R&D policy and economic growth: Factor, externality and silver bullet

Joycelyn Dominick Stabler

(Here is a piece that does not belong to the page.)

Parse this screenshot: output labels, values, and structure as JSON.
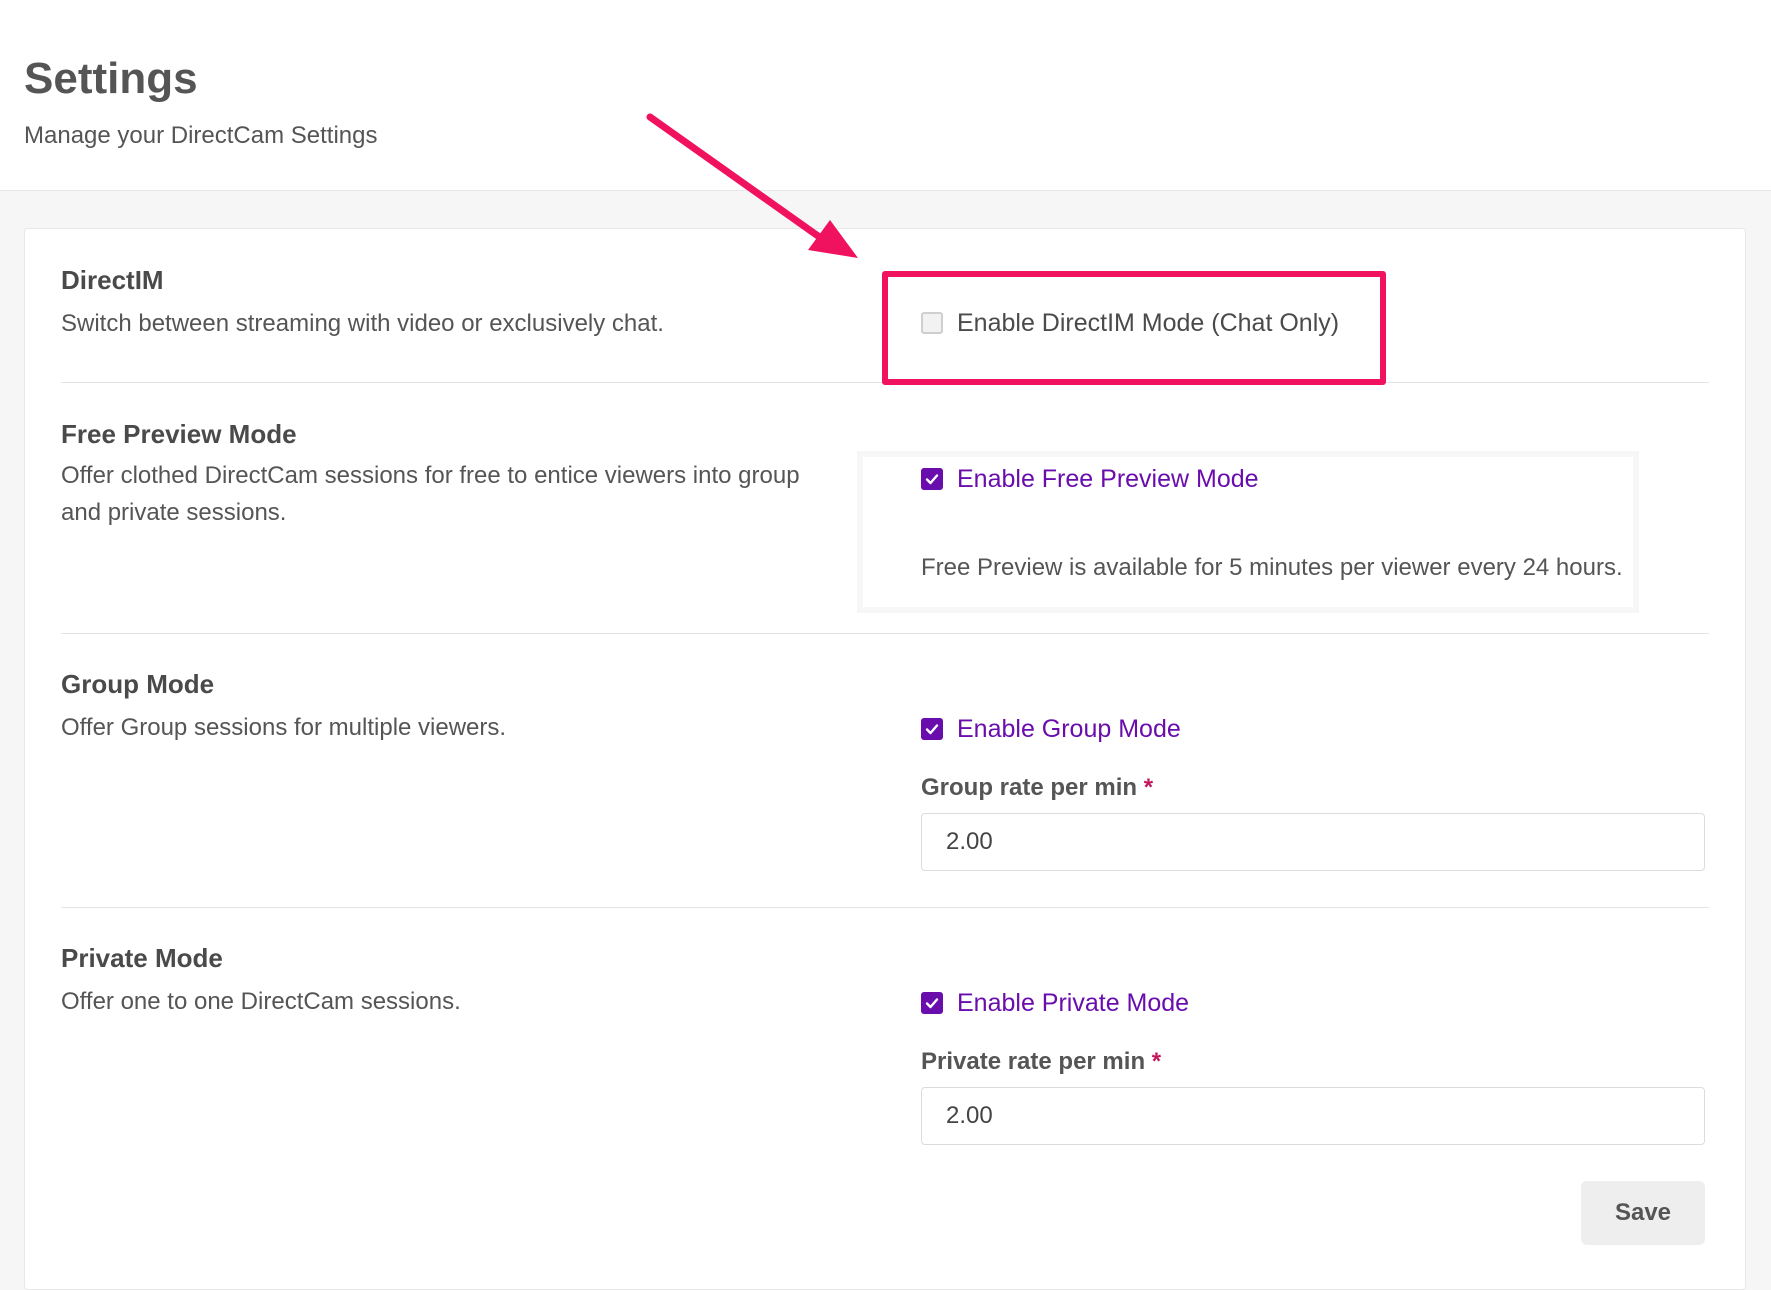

Economists, policymakers, researchers, and entrepreneurs argue that investment in basic research and development (R&D) of new products and processes is good for the economy. Their arguments assume that the relationships between R&D, patenting activity and economic growth are significant and positive. But the relationships among these variables are not well established. Empirical evidence is mixed regarding the strength of the relationships and the direction of causality. This study investigates the relationships using state-level data, R&D, patents, and personal income, plus measures of human and physical capital investment, are assembled for 50 states in a 20-year panel data set. The study uses linear regression, correlation analyses and case examples to demonstrate the type of relationships predicted by Solow's (1956) growth model with technology and Romer's (1990) endogenous growth model. The study lays the groundwork for further investigation of these variables at the state level. The results lend some support for the positive association between R&D, patenting activity, and growth.